This assessment by the Ophthalmic Technology Assessment Committee of the Academy’s Cornea and Anterior Segment Disorders Panel reviews the safety and outcomes of Descemet membrane endothelial keratoplasty (DMEK) to treat corneal endothelial dysfunction.
The authors reviewed the abstracts of 1,085 articles from the PubMed and Cochrane Library Literature databases, and selected 47 large (>25 DMEK cases), prospective, controlled clinical studies; and observational studies for inclusion in the final assessment. Of the 47 studies, the panel’s methodologist rated 2 as level I evidence, 15 as level II evidence and 30 as level III evidence.
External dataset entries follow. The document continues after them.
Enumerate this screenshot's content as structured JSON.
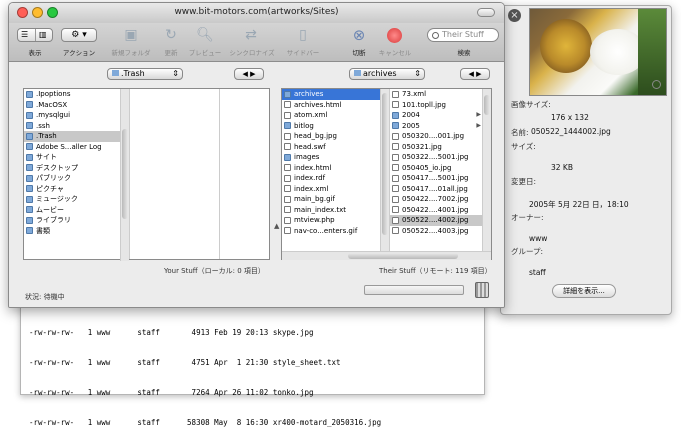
{
  "window": {
    "title": "www.bit-motors.com(artworks/Sites)"
  },
  "toolbar": {
    "view_label": "表示",
    "action_label": "アクション",
    "new_folder_label": "新規フォルダ",
    "refresh_label": "更新",
    "preview_label": "プレビュー",
    "sync_label": "シンクロナイズ",
    "sidebar_label": "サイドバー",
    "disconnect_label": "切断",
    "cancel_label": "キャンセル",
    "search_placeholder": "Their Stuff",
    "search_label": "検索"
  },
  "local": {
    "path": ".Trash",
    "col1": [
      {
        "name": ".Ipoptions",
        "type": "dir"
      },
      {
        "name": ".MacOSX",
        "type": "dir"
      },
      {
        "name": ".mysqlgui",
        "type": "dir"
      },
      {
        "name": ".ssh",
        "type": "dir"
      },
      {
        "name": ".Trash",
        "type": "dir",
        "state": "sel"
      },
      {
        "name": "Adobe S...aller Log",
        "type": "dir"
      },
      {
        "name": "サイト",
        "type": "dir"
      },
      {
        "name": "デスクトップ",
        "type": "dir"
      },
      {
        "name": "パブリック",
        "type": "dir"
      },
      {
        "name": "ピクチャ",
        "type": "dir"
      },
      {
        "name": "ミュージック",
        "type": "dir"
      },
      {
        "name": "ムービー",
        "type": "dir"
      },
      {
        "name": "ライブラリ",
        "type": "dir"
      },
      {
        "name": "書類",
        "type": "dir"
      }
    ],
    "footer": "Your Stuff（ローカル: 0 項目）"
  },
  "remote": {
    "path": "archives",
    "col1": [
      {
        "name": "archives",
        "type": "dir",
        "state": "hl"
      },
      {
        "name": "archives.html",
        "type": "file"
      },
      {
        "name": "atom.xml",
        "type": "file"
      },
      {
        "name": "bitlog",
        "type": "dir"
      },
      {
        "name": "head_bg.jpg",
        "type": "file"
      },
      {
        "name": "head.swf",
        "type": "file"
      },
      {
        "name": "images",
        "type": "dir"
      },
      {
        "name": "index.html",
        "type": "file"
      },
      {
        "name": "index.rdf",
        "type": "file"
      },
      {
        "name": "index.xml",
        "type": "file"
      },
      {
        "name": "main_bg.gif",
        "type": "file"
      },
      {
        "name": "main_index.txt",
        "type": "file"
      },
      {
        "name": "mtview.php",
        "type": "file"
      },
      {
        "name": "nav-co...enters.gif",
        "type": "file"
      }
    ],
    "col2": [
      {
        "name": "73.xml",
        "type": "file"
      },
      {
        "name": "101.topll.jpg",
        "type": "file"
      },
      {
        "name": "2004",
        "type": "dir"
      },
      {
        "name": "2005",
        "type": "dir"
      },
      {
        "name": "050320....001.jpg",
        "type": "file"
      },
      {
        "name": "050321.jpg",
        "type": "file"
      },
      {
        "name": "050322....5001.jpg",
        "type": "file"
      },
      {
        "name": "050405_io.jpg",
        "type": "file"
      },
      {
        "name": "050417....5001.jpg",
        "type": "file"
      },
      {
        "name": "050417....01all.jpg",
        "type": "file"
      },
      {
        "name": "050422....7002.jpg",
        "type": "file"
      },
      {
        "name": "050422....4001.jpg",
        "type": "file"
      },
      {
        "name": "050522....4002.jpg",
        "type": "file",
        "state": "sel"
      },
      {
        "name": "050522....4003.jpg",
        "type": "file"
      }
    ],
    "footer": "Their Stuff（リモート: 119 項目）"
  },
  "status": {
    "text": "状況: 待機中"
  },
  "nav": {
    "back_fwd": "◀ ▶"
  },
  "info": {
    "kind_label": "画像サイズ:",
    "size_dims": "176 x 132",
    "name_label": "名前:",
    "name_value": "050522_1444002.jpg",
    "size_label": "サイズ:",
    "size_value": "32 KB",
    "modified_label": "変更日:",
    "modified_value": "2005年 5月 22日 日，18:10",
    "owner_label": "オーナー:",
    "owner_value": "www",
    "group_label": "グループ:",
    "group_value": "staff",
    "details_button": "詳細を表示..."
  },
  "terminal": {
    "lines": [
      "-rw-rw-rw-   1 www      staff       4913 Feb 19 20:13 skype.jpg",
      "-rw-rw-rw-   1 www      staff       4751 Apr  1 21:30 style_sheet.txt",
      "-rw-rw-rw-   1 www      staff       7264 Apr 26 11:02 tonko.jpg",
      "-rw-rw-rw-   1 www      staff      58308 May  8 16:30 xr400-motard_2050316.jpg"
    ]
  },
  "colors": {
    "selection_blue": "#3875d7",
    "selection_grey": "#c8c8c8",
    "folder_blue": "#7fa9d9"
  }
}
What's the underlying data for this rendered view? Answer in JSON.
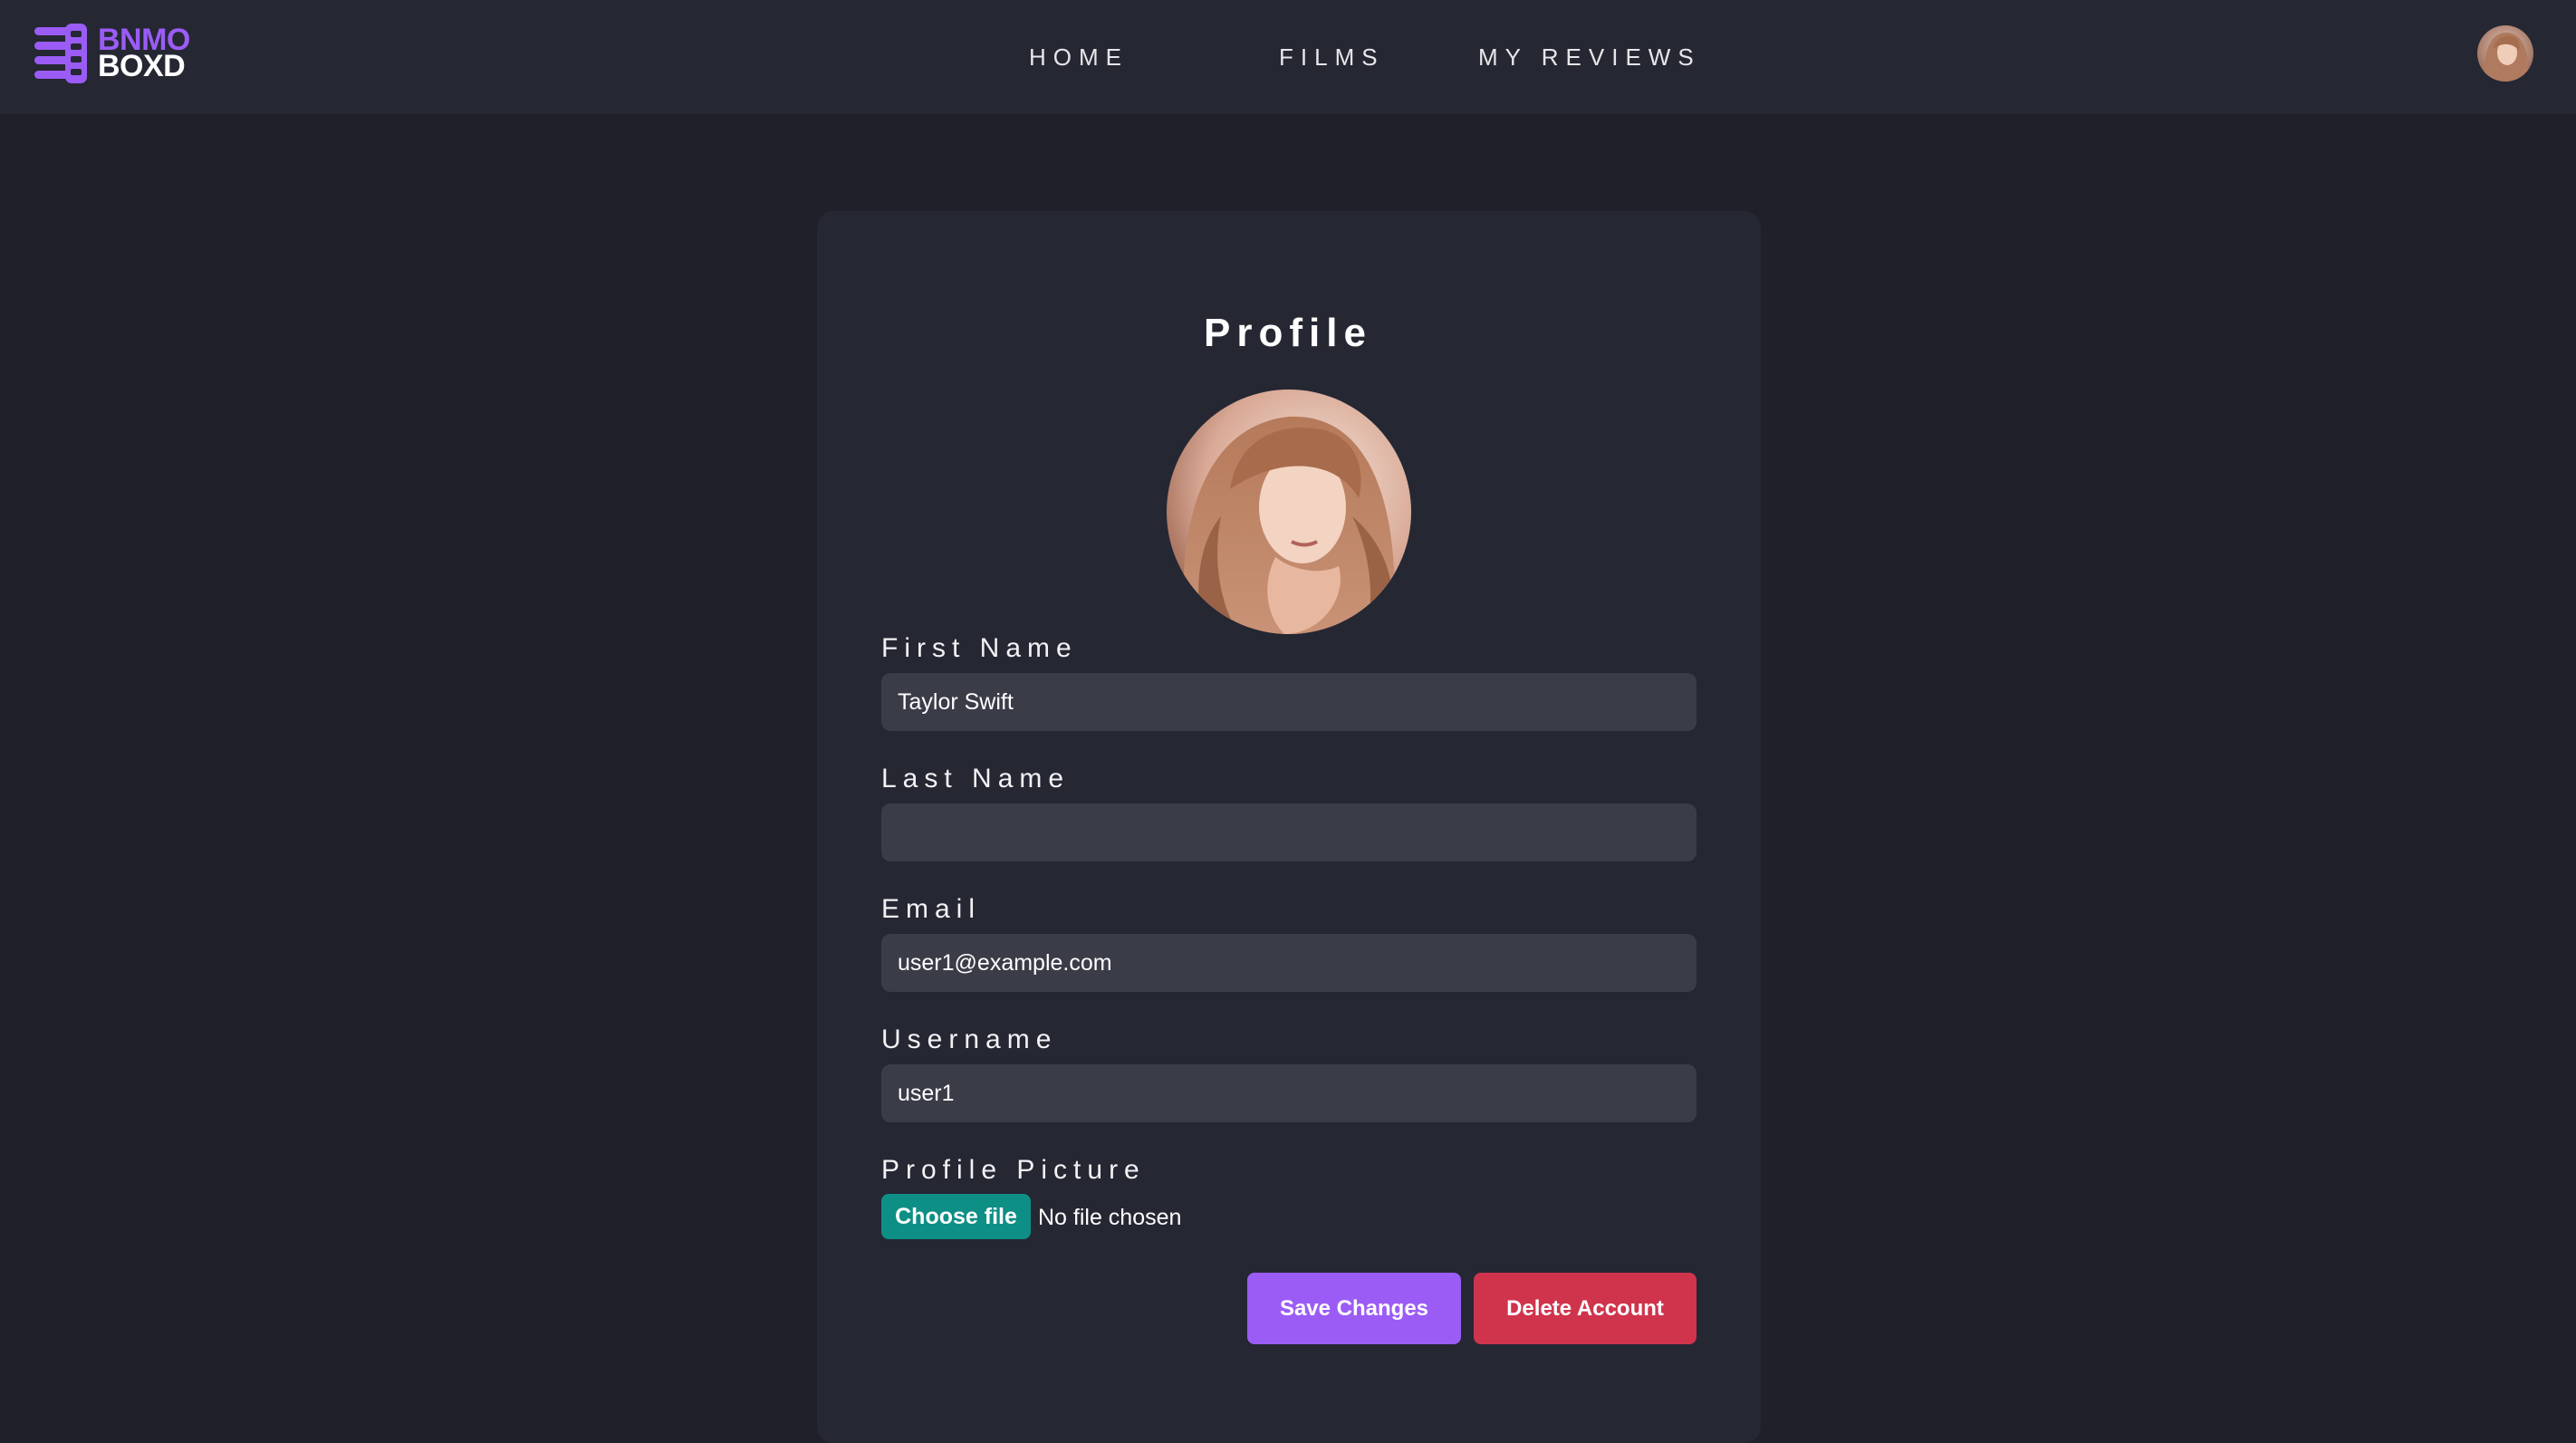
{
  "brand": {
    "line1": "BNMO",
    "line2": "BOXD",
    "colors": {
      "accent": "#9b5cf6",
      "text": "#ffffff"
    },
    "icon": "film-stack-icon"
  },
  "nav": {
    "links": [
      {
        "label": "HOME"
      },
      {
        "label": "FILMS"
      },
      {
        "label": "MY REVIEWS"
      }
    ],
    "avatar_icon": "user-avatar"
  },
  "profile": {
    "title": "Profile",
    "picture_icon": "profile-picture",
    "fields": {
      "first_name": {
        "label": "First Name",
        "value": "Taylor Swift"
      },
      "last_name": {
        "label": "Last Name",
        "value": ""
      },
      "email": {
        "label": "Email",
        "value": "user1@example.com"
      },
      "username": {
        "label": "Username",
        "value": "user1"
      },
      "picture": {
        "label": "Profile Picture",
        "button": "Choose file",
        "status": "No file chosen"
      }
    },
    "actions": {
      "save": "Save Changes",
      "delete": "Delete Account"
    }
  },
  "colors": {
    "background": "#1f2029",
    "surface": "#252733",
    "input": "#3a3c48",
    "primary": "#9b5cf6",
    "danger": "#d0344d",
    "file_button": "#0e8f86"
  }
}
Key search terms included Descemet membrane endothelial keratoplasty, Descemet's membrane endothelial keratoplasty, DMEK, posterior lamellar keratoplasty and endothelial keratoplasty. Studies of nonhuman and deep anterior lamellar keratoplasty were excluded.
By 6 months after DMEK surgery, up to 85% of eyes achieved a BCVA of 20/25 or better and up to 67% achieved a BCVA of 20/20 or better. Each study showed a rapid visual recovery after successful DMEK, with final mean BCVA ranging from 20/21 to 20/31.
The most common complication was partial graft detachment requiring air injection (mean 29%), followed by elevated IOP (range 0-22%), primary graft failure (mean 1.7%), secondary graft failure (mean 2.2%) and immune rejection (mean 1.9%).
The 7 studies that directly compared the visual outcomes of DMEK and Descemet’s stripping endothelial keratoplasty (DSEK) all showed better visual outcomes after DMEK (6 of these 7 studies were rated as level II evidence). Recovery times, complication and rejection rates also favored DMEK.
The searches were limited to English-language abstracts, potentially excluding key findings published in other languages.
Evidence from the published literature supports DMEK as a safe and effective treatment for endothelial failure. Regarding recovery time, visual outcomes, and complication and rejection rates, DMEK seems to be superior to DSEK.